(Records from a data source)
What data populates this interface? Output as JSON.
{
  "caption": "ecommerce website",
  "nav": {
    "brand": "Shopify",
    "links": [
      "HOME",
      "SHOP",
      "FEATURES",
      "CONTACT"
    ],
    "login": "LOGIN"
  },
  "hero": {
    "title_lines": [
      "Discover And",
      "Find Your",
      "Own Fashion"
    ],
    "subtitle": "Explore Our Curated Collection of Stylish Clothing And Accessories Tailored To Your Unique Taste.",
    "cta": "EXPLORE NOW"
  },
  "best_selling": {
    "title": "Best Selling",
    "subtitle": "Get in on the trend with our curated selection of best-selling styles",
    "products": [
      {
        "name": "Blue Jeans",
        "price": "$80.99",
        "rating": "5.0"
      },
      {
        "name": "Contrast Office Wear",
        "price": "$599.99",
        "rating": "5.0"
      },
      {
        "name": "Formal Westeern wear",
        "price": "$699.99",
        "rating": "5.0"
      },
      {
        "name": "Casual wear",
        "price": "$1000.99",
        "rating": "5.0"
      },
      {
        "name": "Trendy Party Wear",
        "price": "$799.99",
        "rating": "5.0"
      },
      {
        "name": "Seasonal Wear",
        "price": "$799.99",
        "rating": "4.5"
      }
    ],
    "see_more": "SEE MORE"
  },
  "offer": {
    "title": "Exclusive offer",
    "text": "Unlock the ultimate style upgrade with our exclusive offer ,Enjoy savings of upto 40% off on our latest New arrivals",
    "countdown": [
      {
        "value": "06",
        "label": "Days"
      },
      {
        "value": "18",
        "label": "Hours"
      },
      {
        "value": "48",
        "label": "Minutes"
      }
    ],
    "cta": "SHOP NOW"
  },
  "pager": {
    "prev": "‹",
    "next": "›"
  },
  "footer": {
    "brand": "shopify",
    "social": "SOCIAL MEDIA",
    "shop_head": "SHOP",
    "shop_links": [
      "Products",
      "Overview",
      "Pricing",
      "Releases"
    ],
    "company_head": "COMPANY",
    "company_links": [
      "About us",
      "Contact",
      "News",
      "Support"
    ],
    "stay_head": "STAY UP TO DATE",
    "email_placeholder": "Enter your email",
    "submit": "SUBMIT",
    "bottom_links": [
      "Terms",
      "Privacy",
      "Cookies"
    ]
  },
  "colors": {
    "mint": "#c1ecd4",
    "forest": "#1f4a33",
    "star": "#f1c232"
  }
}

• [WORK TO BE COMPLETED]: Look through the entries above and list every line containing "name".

• [ANSWER AREA]:
        "name": "Blue Jeans",
        "name": "Contrast Office Wear",
        "name": "Formal Westeern wear",
        "name": "Casual wear",
        "name": "Trendy Party Wear",
        "name": "Seasonal Wear",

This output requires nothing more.